Work request:
Across the whole listing, copy out every line that includes the string "Play".

▬▬▬

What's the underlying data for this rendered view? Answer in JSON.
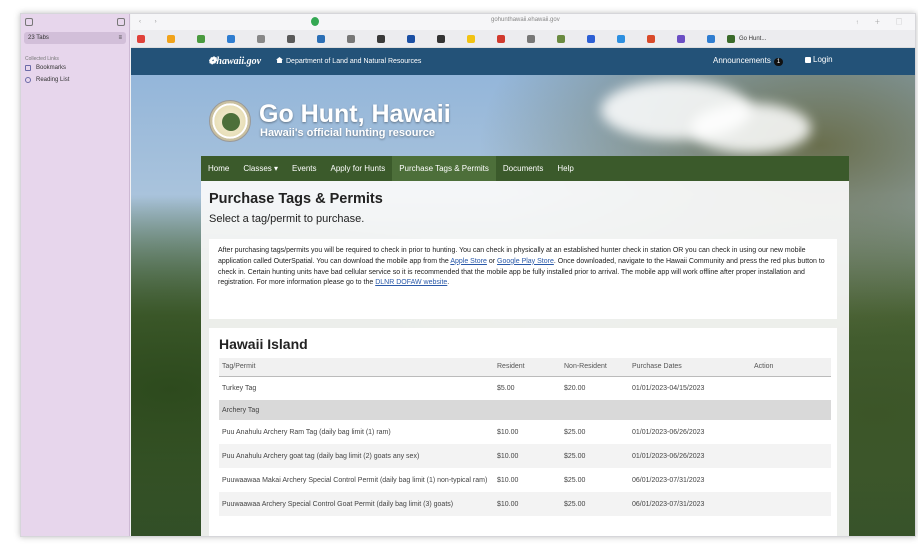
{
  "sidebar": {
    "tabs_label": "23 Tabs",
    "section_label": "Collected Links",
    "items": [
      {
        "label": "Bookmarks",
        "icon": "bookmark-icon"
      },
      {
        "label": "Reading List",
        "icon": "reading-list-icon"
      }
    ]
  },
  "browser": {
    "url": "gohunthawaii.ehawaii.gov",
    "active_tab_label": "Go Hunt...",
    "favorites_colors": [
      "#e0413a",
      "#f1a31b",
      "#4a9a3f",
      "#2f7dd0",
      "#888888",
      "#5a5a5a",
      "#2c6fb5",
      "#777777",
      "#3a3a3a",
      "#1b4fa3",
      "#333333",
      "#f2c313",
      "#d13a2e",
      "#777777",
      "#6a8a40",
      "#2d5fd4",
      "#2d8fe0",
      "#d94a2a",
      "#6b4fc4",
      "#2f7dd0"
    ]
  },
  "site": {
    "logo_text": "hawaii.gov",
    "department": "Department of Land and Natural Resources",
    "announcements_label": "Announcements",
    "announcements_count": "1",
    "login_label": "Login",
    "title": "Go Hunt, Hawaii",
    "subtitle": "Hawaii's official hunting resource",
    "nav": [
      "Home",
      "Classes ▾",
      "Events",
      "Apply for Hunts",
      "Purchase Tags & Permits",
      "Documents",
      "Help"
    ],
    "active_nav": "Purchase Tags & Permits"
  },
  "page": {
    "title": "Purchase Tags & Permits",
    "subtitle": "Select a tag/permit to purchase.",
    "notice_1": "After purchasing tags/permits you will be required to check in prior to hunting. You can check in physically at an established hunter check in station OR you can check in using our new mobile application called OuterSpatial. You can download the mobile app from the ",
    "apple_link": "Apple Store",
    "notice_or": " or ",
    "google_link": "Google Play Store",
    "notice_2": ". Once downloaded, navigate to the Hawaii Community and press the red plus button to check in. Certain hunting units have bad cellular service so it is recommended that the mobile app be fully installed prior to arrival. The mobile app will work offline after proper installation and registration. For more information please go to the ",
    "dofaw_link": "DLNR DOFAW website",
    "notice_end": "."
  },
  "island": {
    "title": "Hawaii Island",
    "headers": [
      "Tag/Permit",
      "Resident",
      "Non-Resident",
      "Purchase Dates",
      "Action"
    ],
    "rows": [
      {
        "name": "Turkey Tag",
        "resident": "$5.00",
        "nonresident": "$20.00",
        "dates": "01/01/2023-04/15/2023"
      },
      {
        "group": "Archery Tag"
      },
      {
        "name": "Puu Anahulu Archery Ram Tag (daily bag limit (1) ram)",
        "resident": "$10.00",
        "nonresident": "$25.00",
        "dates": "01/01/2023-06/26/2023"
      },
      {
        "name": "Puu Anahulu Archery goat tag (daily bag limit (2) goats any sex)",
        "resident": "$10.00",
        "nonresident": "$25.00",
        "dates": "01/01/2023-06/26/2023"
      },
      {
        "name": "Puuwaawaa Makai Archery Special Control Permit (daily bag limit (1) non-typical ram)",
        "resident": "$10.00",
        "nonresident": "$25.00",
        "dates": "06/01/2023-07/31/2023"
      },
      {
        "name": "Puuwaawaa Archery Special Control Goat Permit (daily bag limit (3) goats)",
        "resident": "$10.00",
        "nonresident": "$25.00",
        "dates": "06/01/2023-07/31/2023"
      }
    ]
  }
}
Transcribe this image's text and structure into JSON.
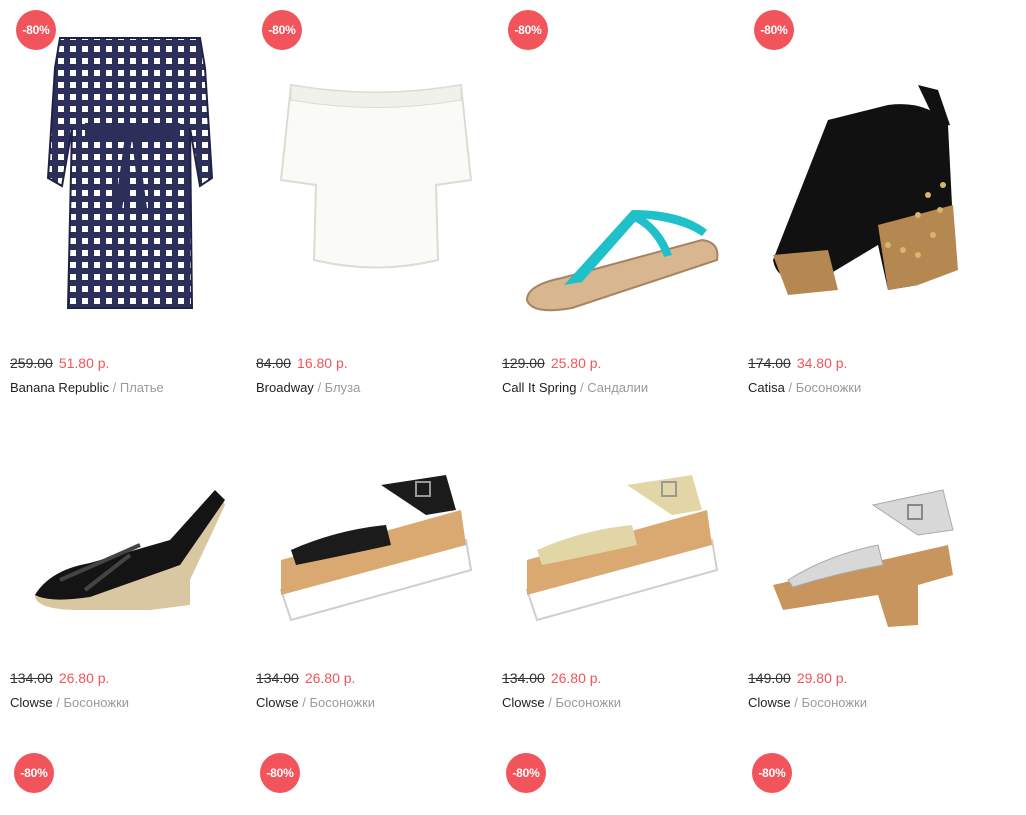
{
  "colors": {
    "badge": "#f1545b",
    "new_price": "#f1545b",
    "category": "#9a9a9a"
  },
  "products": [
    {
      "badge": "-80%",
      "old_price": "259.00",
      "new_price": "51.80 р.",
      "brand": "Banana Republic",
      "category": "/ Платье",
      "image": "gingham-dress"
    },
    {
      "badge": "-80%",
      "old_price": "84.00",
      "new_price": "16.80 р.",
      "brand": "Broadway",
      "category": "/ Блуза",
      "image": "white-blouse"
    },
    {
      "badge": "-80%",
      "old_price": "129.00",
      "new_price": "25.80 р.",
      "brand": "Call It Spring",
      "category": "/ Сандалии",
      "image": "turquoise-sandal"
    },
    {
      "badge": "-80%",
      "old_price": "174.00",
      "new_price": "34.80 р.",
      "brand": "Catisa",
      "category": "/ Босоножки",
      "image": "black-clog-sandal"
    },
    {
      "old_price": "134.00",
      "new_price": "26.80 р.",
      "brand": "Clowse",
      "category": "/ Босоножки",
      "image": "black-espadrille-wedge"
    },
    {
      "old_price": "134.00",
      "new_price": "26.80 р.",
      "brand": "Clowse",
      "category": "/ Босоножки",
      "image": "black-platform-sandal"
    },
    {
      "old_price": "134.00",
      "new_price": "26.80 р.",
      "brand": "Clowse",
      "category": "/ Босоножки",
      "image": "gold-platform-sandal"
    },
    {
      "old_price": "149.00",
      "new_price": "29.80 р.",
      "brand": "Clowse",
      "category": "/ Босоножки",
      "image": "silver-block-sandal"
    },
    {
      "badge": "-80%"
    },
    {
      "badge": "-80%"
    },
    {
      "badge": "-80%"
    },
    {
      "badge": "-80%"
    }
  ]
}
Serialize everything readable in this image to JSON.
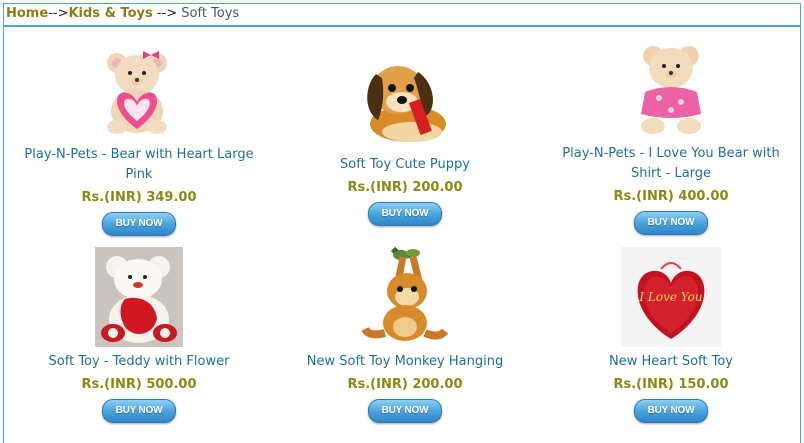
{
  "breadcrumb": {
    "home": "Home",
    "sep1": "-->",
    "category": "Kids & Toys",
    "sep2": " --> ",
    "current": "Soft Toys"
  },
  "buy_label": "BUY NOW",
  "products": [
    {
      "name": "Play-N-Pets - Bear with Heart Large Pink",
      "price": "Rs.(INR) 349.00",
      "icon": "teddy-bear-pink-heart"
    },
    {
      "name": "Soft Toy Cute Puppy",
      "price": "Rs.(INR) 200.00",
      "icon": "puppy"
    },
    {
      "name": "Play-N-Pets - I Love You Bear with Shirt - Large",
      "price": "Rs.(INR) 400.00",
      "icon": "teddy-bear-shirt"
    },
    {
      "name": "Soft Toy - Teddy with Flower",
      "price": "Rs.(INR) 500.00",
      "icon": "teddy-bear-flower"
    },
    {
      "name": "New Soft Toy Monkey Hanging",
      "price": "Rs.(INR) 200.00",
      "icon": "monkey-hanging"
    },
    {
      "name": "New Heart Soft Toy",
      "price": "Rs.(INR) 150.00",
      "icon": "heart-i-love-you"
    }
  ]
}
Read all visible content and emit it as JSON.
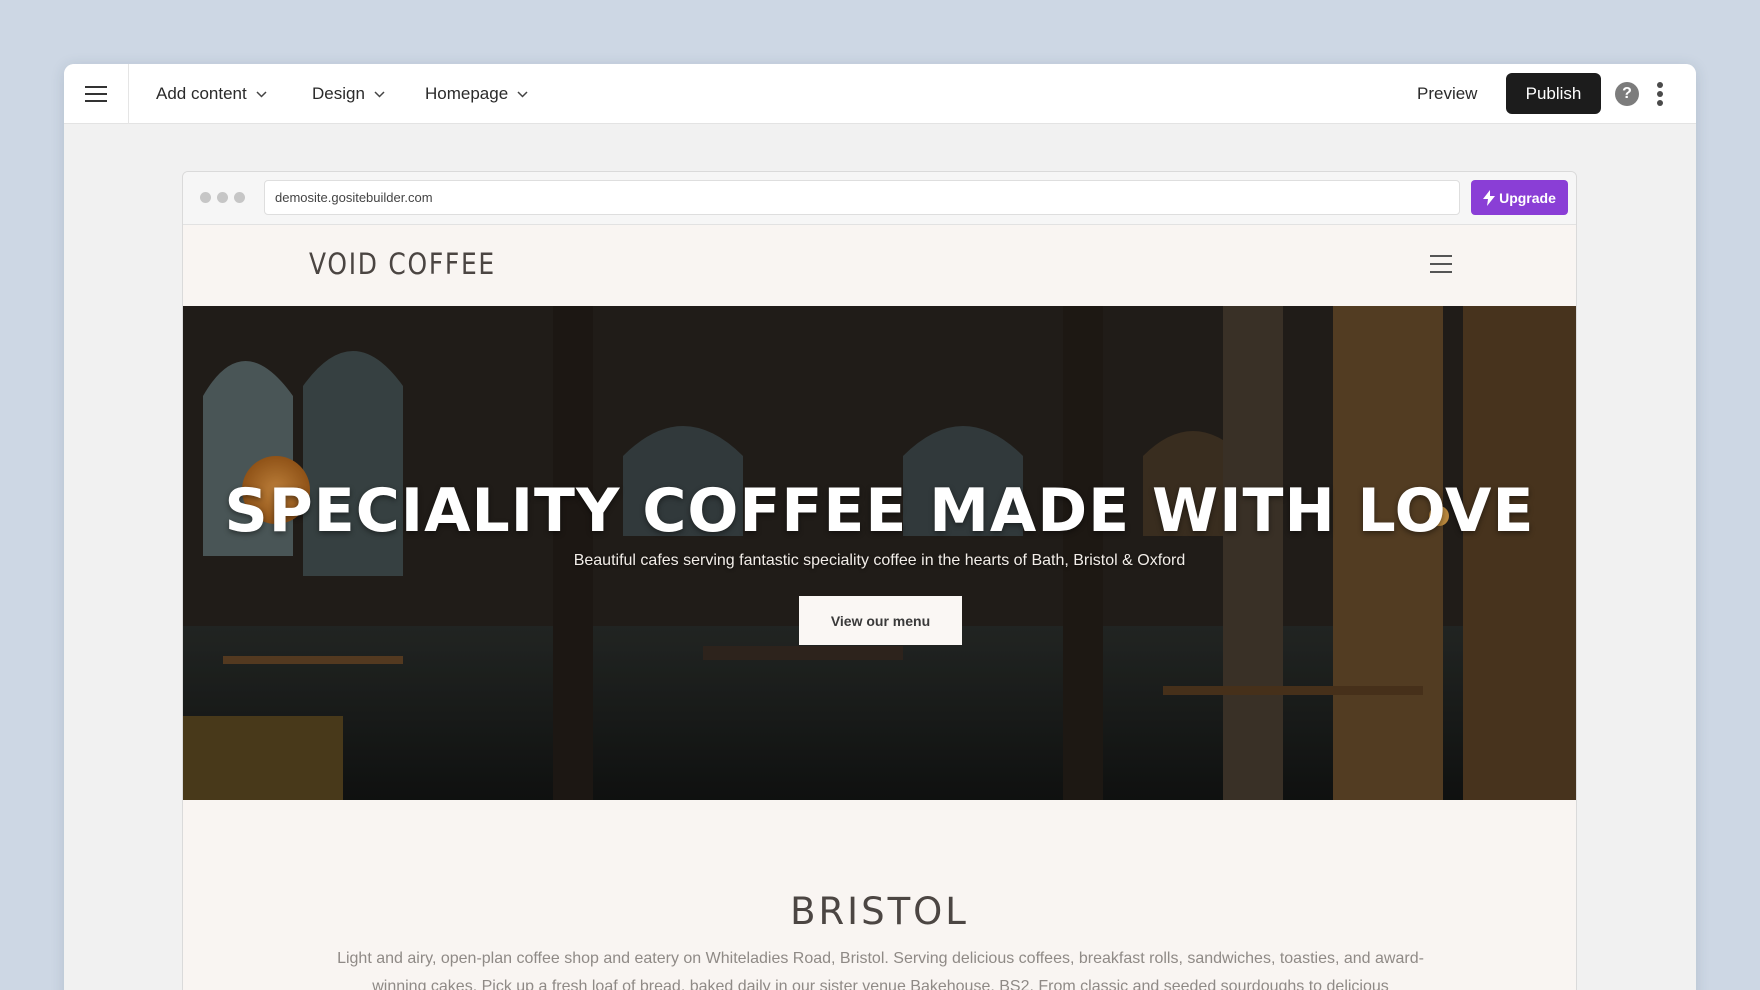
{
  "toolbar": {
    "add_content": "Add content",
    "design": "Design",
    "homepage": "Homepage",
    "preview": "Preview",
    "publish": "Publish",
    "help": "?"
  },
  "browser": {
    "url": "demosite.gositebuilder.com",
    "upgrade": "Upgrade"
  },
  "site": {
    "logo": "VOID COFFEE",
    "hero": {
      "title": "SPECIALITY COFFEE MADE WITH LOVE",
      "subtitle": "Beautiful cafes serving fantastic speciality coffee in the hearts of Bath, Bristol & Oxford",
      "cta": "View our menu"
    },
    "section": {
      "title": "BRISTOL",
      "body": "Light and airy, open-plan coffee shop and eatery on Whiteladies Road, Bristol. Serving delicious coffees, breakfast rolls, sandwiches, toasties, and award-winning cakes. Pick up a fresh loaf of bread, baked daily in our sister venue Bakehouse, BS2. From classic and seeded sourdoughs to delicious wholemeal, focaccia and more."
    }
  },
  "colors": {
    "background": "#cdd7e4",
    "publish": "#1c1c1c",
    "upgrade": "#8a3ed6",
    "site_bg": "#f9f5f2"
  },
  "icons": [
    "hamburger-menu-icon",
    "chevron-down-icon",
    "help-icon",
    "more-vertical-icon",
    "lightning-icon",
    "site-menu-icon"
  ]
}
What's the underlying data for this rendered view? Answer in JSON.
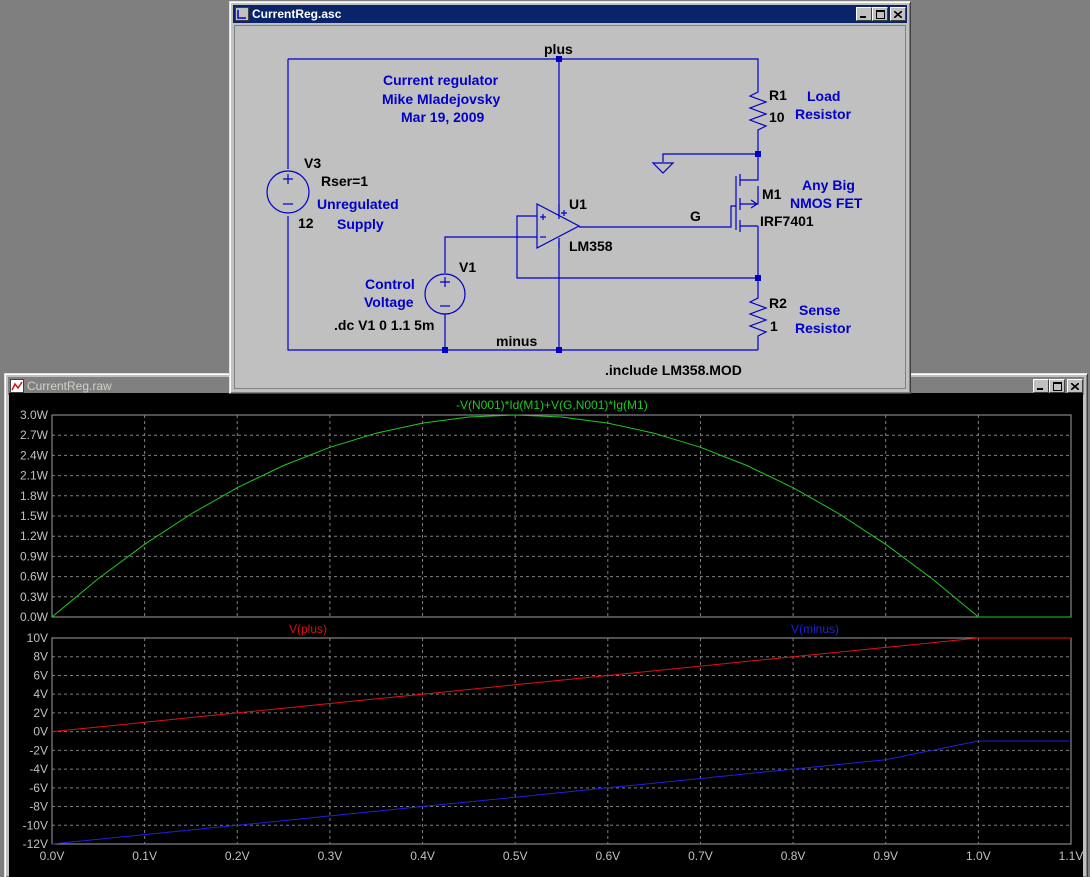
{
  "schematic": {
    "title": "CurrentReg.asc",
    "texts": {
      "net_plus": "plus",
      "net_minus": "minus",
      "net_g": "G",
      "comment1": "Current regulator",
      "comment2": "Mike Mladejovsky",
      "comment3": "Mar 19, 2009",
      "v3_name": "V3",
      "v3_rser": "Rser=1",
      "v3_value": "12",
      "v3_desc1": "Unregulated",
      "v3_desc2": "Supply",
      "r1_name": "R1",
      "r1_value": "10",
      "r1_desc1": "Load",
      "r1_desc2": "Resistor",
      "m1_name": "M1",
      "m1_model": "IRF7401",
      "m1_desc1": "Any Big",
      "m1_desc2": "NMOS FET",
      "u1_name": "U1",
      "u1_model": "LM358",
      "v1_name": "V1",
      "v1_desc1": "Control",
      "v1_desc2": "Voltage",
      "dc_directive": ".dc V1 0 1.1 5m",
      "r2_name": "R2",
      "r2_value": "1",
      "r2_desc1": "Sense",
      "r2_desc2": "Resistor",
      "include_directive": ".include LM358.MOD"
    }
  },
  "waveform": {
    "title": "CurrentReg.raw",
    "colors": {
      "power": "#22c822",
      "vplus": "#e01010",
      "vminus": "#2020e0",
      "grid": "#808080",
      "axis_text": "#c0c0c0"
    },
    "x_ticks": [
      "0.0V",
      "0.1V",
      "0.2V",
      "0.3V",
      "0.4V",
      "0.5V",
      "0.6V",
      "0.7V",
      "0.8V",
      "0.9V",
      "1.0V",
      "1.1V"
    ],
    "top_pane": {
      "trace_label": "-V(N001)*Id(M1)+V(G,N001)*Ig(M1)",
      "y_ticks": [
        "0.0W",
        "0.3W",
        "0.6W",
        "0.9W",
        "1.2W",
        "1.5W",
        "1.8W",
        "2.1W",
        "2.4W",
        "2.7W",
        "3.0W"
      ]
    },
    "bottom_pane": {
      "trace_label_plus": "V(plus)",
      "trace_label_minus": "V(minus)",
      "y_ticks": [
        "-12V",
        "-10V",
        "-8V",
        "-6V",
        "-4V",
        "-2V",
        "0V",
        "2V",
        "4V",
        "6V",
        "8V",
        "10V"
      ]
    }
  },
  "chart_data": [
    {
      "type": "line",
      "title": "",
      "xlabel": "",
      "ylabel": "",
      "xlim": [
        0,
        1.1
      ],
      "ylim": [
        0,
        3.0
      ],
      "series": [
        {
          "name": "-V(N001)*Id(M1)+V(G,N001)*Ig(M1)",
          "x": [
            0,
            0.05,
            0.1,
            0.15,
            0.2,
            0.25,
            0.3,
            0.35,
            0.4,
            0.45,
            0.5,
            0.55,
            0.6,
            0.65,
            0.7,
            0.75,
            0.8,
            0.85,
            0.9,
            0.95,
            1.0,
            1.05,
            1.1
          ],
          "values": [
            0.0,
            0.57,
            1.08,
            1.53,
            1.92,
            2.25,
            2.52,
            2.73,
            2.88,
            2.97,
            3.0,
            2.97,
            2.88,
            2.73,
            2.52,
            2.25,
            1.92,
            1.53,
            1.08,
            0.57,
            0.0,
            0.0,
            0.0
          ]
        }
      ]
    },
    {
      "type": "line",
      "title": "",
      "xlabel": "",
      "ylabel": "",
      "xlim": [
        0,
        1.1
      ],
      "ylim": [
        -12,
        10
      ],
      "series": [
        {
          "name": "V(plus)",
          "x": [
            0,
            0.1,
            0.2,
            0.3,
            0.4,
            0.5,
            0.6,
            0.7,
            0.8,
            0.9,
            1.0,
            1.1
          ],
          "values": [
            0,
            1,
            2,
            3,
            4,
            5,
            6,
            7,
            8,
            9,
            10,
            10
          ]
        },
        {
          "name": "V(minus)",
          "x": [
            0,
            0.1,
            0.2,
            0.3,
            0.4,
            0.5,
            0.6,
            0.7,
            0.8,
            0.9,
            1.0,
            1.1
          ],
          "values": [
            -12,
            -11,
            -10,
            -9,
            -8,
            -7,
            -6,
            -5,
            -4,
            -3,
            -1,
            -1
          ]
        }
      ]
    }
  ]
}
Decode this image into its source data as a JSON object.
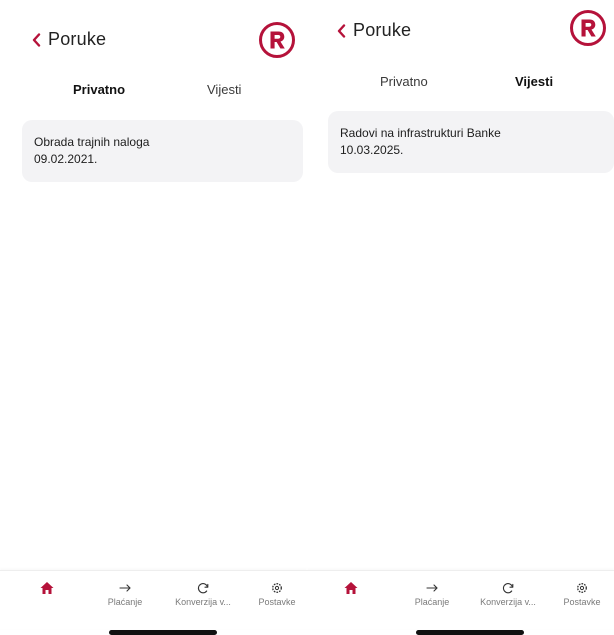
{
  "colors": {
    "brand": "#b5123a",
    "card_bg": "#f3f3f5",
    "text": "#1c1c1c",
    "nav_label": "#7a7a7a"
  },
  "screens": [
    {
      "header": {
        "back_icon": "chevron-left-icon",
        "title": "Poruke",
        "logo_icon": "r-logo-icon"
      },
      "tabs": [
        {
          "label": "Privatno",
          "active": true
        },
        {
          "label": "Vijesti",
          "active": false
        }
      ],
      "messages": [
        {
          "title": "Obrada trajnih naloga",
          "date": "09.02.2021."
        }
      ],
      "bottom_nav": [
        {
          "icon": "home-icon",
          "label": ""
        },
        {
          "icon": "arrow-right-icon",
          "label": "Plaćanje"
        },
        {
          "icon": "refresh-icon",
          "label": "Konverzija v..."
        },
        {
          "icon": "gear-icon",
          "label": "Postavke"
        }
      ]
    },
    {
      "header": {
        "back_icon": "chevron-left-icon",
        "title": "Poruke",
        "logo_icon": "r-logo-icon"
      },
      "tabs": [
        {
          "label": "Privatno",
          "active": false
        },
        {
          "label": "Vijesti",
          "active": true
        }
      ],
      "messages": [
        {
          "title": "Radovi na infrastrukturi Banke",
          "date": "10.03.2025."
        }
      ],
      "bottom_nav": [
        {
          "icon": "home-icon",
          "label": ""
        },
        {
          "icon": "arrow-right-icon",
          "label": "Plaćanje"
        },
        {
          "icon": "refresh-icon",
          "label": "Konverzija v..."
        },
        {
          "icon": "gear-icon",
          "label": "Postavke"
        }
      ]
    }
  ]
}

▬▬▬

Result below:
    "google_link": "Google Play Store",
      "name": "Play-N-Pets - Bear with Heart Large Pink",
      "name": "Play-N-Pets - I Love You Bear with Shirt - Large",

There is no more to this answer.